The incidence of rape cases brings out the weakness of law and order situation in the states but it also reflects on the protraction-ridden ‘due process of law’ that our higher judicial authority on the appellate turf puts up with, even when a most heinous crime ends in conviction at the trial court of a Sessions Judge. These both destroy the deterrence of law that criminals in a well governed country must face. In India, the Centre has enough of locus standi to follow cases like those of Hyderabad and Unnao and take them to their logical conclusion. Among other things, getting a special court created specifically for an individual case that had the potential of destabilising the society, would help. Crime control may be the constitutional responsibility of the states but the frequency of assaults on women is affecting the reputation of India and calls for initiatives from the Centre as well.

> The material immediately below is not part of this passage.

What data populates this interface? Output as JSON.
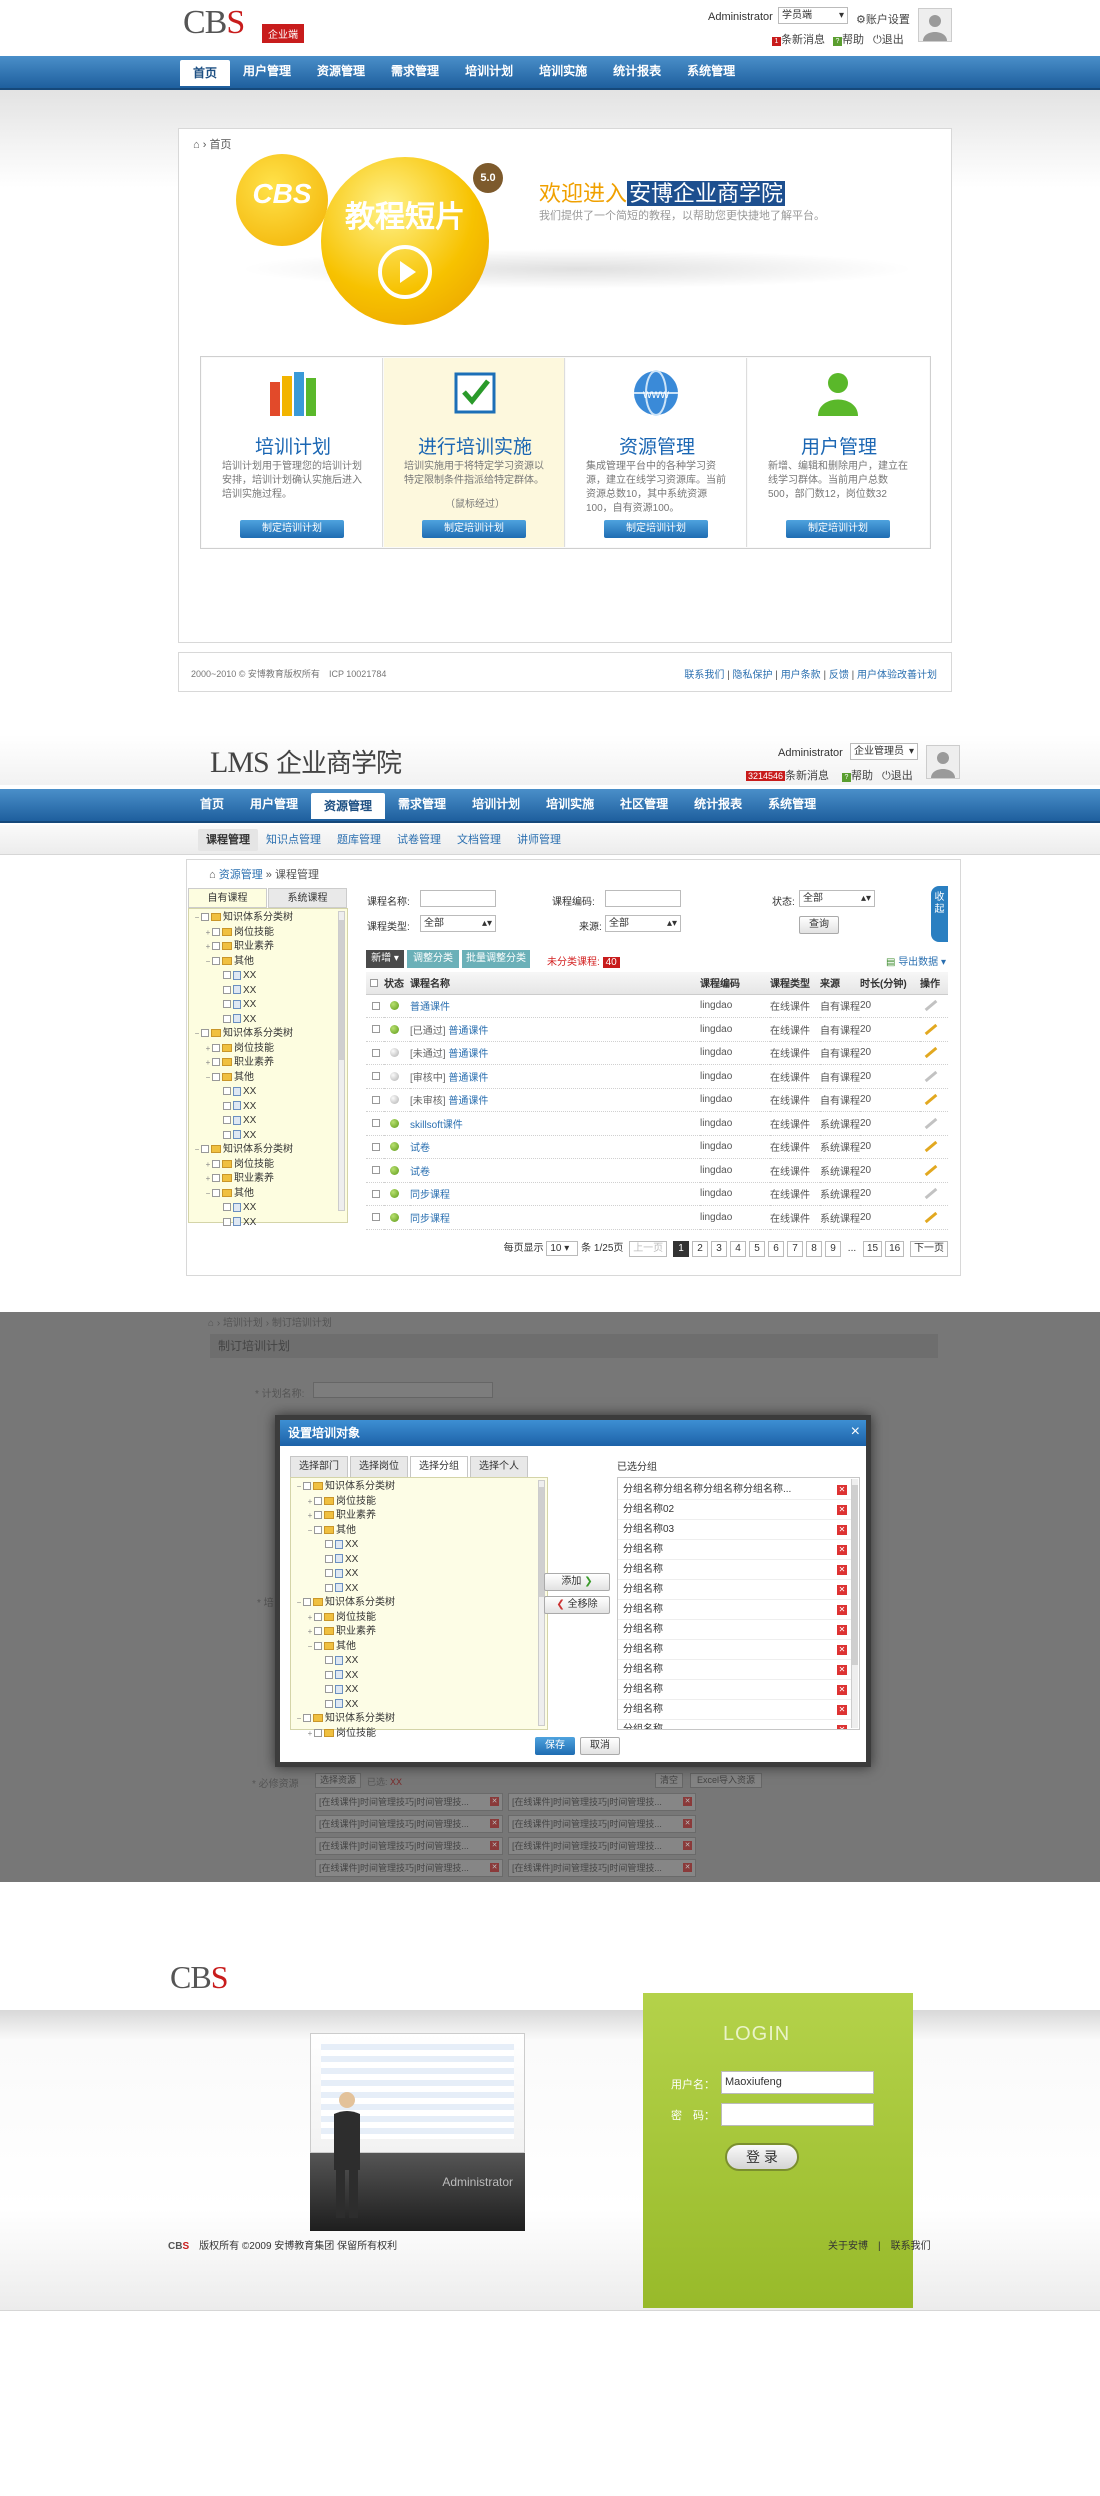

Prime Minister Narendra Modi rightly used the occasion of the DGPs Conference held recently at Pune to advise the police chiefs to give urgent attention to the matter of protection of women and expressed that there was need also for the police to improve its own public image. To start with, the Centre should insist on having police stations in populous cities manned by Deputy SPs and the strength of thanas augmented to put patrolling in dark hours as a work of priority. The gazetted officers handling police stations will also in that case be the circle officers of their jurisdiction reporting directly to the SP — which will save many posts of SDPOs. Police modernisation funds should be used for sharing the burden of this upgrade — this initiative of the Centre would set the pace of reform in the law and order management. (IANS)